My doc called today and answered most of the questions we had. First, he confirmed the surgery date for June 18th, and explained what needed to be done in preparation. I have to have medical clearance from my primary because they will be tubing me. I was a little surprised that they decided to tube me, because from other stories I have read, most people just get twilight sedation or local anesthetic. I’m guessing that because they are repairing both sides as well as taking biopsies, that this might be a little bit longer of a surgery, and that it would warrant being under general anesthesia.
Next he explained that after speaking with Jess’ IVF doc, that he would keep the biopsies and do all the pathology instead. I’m unsure why IVFNJ would not want to do it. I have read on other sites, as well as medical journals, that they have frozen TESE sperm with not the greatest results, but some good results, no less. Oh well, I guess we will just have to go with the flow.
Recovery time for me will be about 2 weeks before I can return to work. Most people are released for work after 1 week, but with my job, I need to be 100% before I can return. In regards to the varicocele repair, the doc said you normally have between 3 and 6 months before you can see any results. He’s putting the mark at 4 months before we do any more testing. This would put us at starting another IVF round sometime in November or early December (if all goes well).
Jess got a call from the IVFNJ doc today. He was confused about the message he recieved from my doc. My doc was trying to coordinate my varicocele repair with IVFNJ. He wasn’t trying to get Jess on an IVF cycle, but did want to send some biopsies to IVFNJ for sperm extraction/freezing (if they find any). Her doc explained to Jess that they don’t really freeze sperm from TESE. It has a terrible pregnancy rate, and they would not count on it as backup. This is a small step backward, because we thought if they had found some sperm, that we could freeze it for the next round of IVF. Regardless, I will probably have to go through another surgery for extraction. This just moves us closer to donor backup.

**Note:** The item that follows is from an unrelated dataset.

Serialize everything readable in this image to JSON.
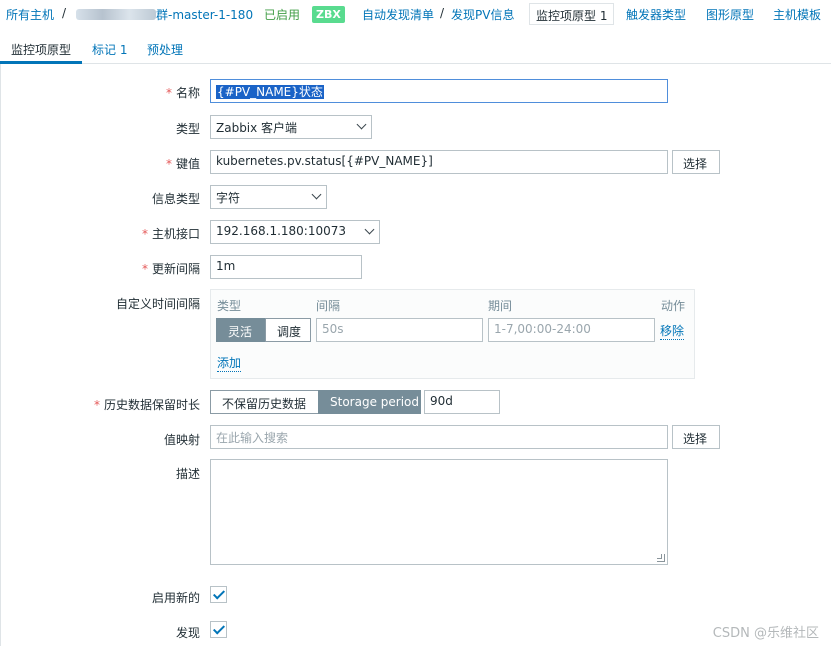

Today was my appointment for the reproductive urologist visit. Jess took off of work early so she could make the trip with me. When she got home, we rounded up the results from my previous semenalysis, hopped in the car and started making the trip to Marlton. From my previous visit to the Marlton office, I knew we would have a decent wait to be seen. It seems like this office over books, and is in slow motion. Not to mention that my doctor is only there on certain days. Once we finally got in to see the Doc, we gave him the results from the previous semenalysis done by IVFNJ. He was a bit surprised because all earlier tests done showed me with a diagnosis of azoospermia. From what reproductive endocrinologist at IVFNJ explained, it seems that regular labs (Centra State, which is where all my previous semenalysis’ were done), will mark the results as no sperm even if there are a small quantity. I’m assuming this is because an abnormal result would be less than 20 million per ml., and how do go about reporting maybe 10 per ml. There is no scale to measure that little quantity. Also, the lab at IVFNJ looks through the entire sample, not just a small quantity of it. Anyway, the point is they did find something!
The Doc explained that the only true way to determine my lack of sperm would be through further testing (DNA, major biopsies). After answering our 1000 questions, the Doc agreed to be on board with the cycle of IVF. He explained that he would be performing a percutaneous sperm aspiration procedure(this is a variation of a TESE procedure called PESA), using local anesthetics, and sperm extraction through needles. He uses ultrasonic guidance, which helps to locate areas that would have a better chance of having sperm. This is opposed to going in blind and just taking multiple samples here and there. This brings us to our last question posed for the Doc. Which was “What are the chances of finding viable sperm?” His response was a very conservative 50/50. He did however say that having any kind of sperm in the last semenalysis was a great sign! We are hoping and praying for the best!